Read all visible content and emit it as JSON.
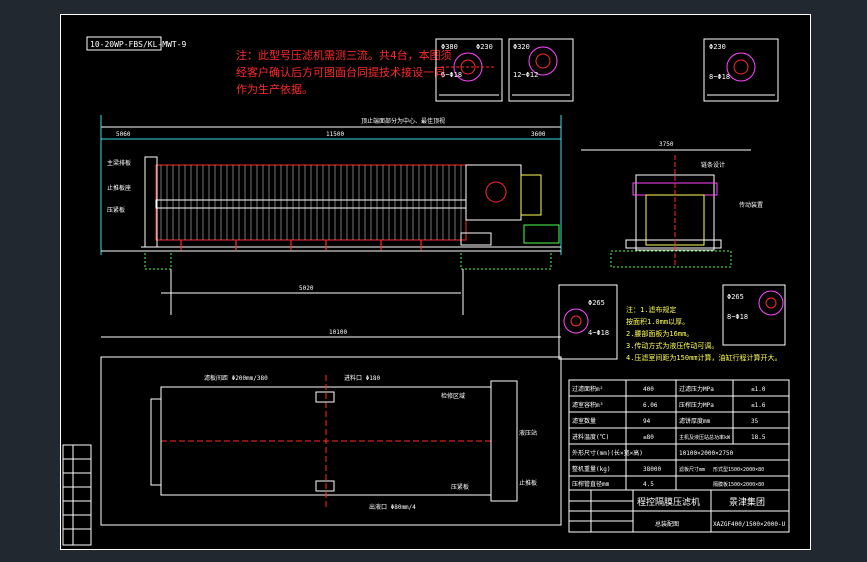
{
  "drawing": {
    "tag": "10-20WP-FBS/KL-MWT-9",
    "note_lines": [
      "注：此型号压滤机需测三流。共4台，本图须",
      "经客户确认后方可图面台同提技术接设一同",
      "作为生产依据。"
    ],
    "label_top": "顶止端面部分为中心、最佳顶视",
    "dims": {
      "top_left": "5060",
      "total_top": "11500",
      "right_top": "3600",
      "bottom_span": "5020",
      "bottom_total": "10100",
      "side_width": "3750"
    },
    "callouts_left": [
      "主梁排板",
      "止推板座",
      "压紧板"
    ],
    "right_view_labels": [
      "链条设计",
      "传动装置"
    ],
    "notes": {
      "lines": [
        "注：1.滤布规定",
        "  按面积1.0mm以厚。",
        "  2.腰部面板为16mm。",
        "  3.传动方式为液压传动可调。",
        "  4.压滤室间距为150mm计算，油缸行程计算开大。"
      ]
    },
    "detail_labels": {
      "d1a": "Φ380",
      "d1b": "Φ230",
      "d1c": "6~Φ18",
      "d2a": "Φ320",
      "d2b": "12~Φ12",
      "d3a": "Φ230",
      "d3b": "8~Φ18",
      "d4a": "Φ265",
      "d4b": "4~Φ18",
      "d5a": "Φ265",
      "d5b": "8~Φ18"
    },
    "plan_labels": [
      "滤板间距 Φ200mm/380",
      "进料口 Φ180",
      "检修区域",
      "液压站",
      "止推板",
      "压紧板",
      "出液口 Φ80mm/4"
    ],
    "spec_table": {
      "rows": [
        [
          "过滤面积m²",
          "400",
          "过滤压力MPa",
          "≤1.0"
        ],
        [
          "滤室容积m³",
          "6.06",
          "压榨压力MPa",
          "≤1.6"
        ],
        [
          "滤室数量",
          "94",
          "滤饼厚度mm",
          "35"
        ],
        [
          "进料温度(℃)",
          "≤80",
          "主机及液压站总功率kW",
          "18.5"
        ],
        [
          "外形尺寸(mm)(长×宽×高)",
          "",
          "10100×2000×2750",
          ""
        ],
        [
          "整机重量(kg)",
          "38000",
          "滤板尺寸mm",
          "形式型1500×2000×80"
        ],
        [
          "压榨管直径mm",
          "4.5",
          "",
          "隔膜板1500×2000×80"
        ]
      ]
    },
    "title_block": {
      "title": "程控隔膜压滤机",
      "company": "景津集团",
      "model": "XAZGF400/1500×2000-U",
      "sheet": "总装配图"
    },
    "side_table": [
      "",
      "",
      "",
      "",
      "",
      "",
      ""
    ],
    "colors": {
      "red": "#ff2a2a",
      "white": "#ffffff",
      "yellow": "#ffff55",
      "green": "#4cff4c",
      "cyan": "#33e0e0",
      "magenta": "#ff44ff",
      "blue": "#4b6bff"
    }
  }
}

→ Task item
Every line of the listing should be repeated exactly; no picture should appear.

→ Answer section
Read all visible content and emit it as JSON.
{
  "drawing": {
    "tag": "10-20WP-FBS/KL-MWT-9",
    "note_lines": [
      "注：此型号压滤机需测三流。共4台，本图须",
      "经客户确认后方可图面台同提技术接设一同",
      "作为生产依据。"
    ],
    "label_top": "顶止端面部分为中心、最佳顶视",
    "dims": {
      "top_left": "5060",
      "total_top": "11500",
      "right_top": "3600",
      "bottom_span": "5020",
      "bottom_total": "10100",
      "side_width": "3750"
    },
    "callouts_left": [
      "主梁排板",
      "止推板座",
      "压紧板"
    ],
    "right_view_labels": [
      "链条设计",
      "传动装置"
    ],
    "notes": {
      "lines": [
        "注：1.滤布规定",
        "  按面积1.0mm以厚。",
        "  2.腰部面板为16mm。",
        "  3.传动方式为液压传动可调。",
        "  4.压滤室间距为150mm计算，油缸行程计算开大。"
      ]
    },
    "detail_labels": {
      "d1a": "Φ380",
      "d1b": "Φ230",
      "d1c": "6~Φ18",
      "d2a": "Φ320",
      "d2b": "12~Φ12",
      "d3a": "Φ230",
      "d3b": "8~Φ18",
      "d4a": "Φ265",
      "d4b": "4~Φ18",
      "d5a": "Φ265",
      "d5b": "8~Φ18"
    },
    "plan_labels": [
      "滤板间距 Φ200mm/380",
      "进料口 Φ180",
      "检修区域",
      "液压站",
      "止推板",
      "压紧板",
      "出液口 Φ80mm/4"
    ],
    "spec_table": {
      "rows": [
        [
          "过滤面积m²",
          "400",
          "过滤压力MPa",
          "≤1.0"
        ],
        [
          "滤室容积m³",
          "6.06",
          "压榨压力MPa",
          "≤1.6"
        ],
        [
          "滤室数量",
          "94",
          "滤饼厚度mm",
          "35"
        ],
        [
          "进料温度(℃)",
          "≤80",
          "主机及液压站总功率kW",
          "18.5"
        ],
        [
          "外形尺寸(mm)(长×宽×高)",
          "",
          "10100×2000×2750",
          ""
        ],
        [
          "整机重量(kg)",
          "38000",
          "滤板尺寸mm",
          "形式型1500×2000×80"
        ],
        [
          "压榨管直径mm",
          "4.5",
          "",
          "隔膜板1500×2000×80"
        ]
      ]
    },
    "title_block": {
      "title": "程控隔膜压滤机",
      "company": "景津集团",
      "model": "XAZGF400/1500×2000-U",
      "sheet": "总装配图"
    },
    "side_table": [
      "",
      "",
      "",
      "",
      "",
      "",
      ""
    ],
    "colors": {
      "red": "#ff2a2a",
      "white": "#ffffff",
      "yellow": "#ffff55",
      "green": "#4cff4c",
      "cyan": "#33e0e0",
      "magenta": "#ff44ff",
      "blue": "#4b6bff"
    }
  }
}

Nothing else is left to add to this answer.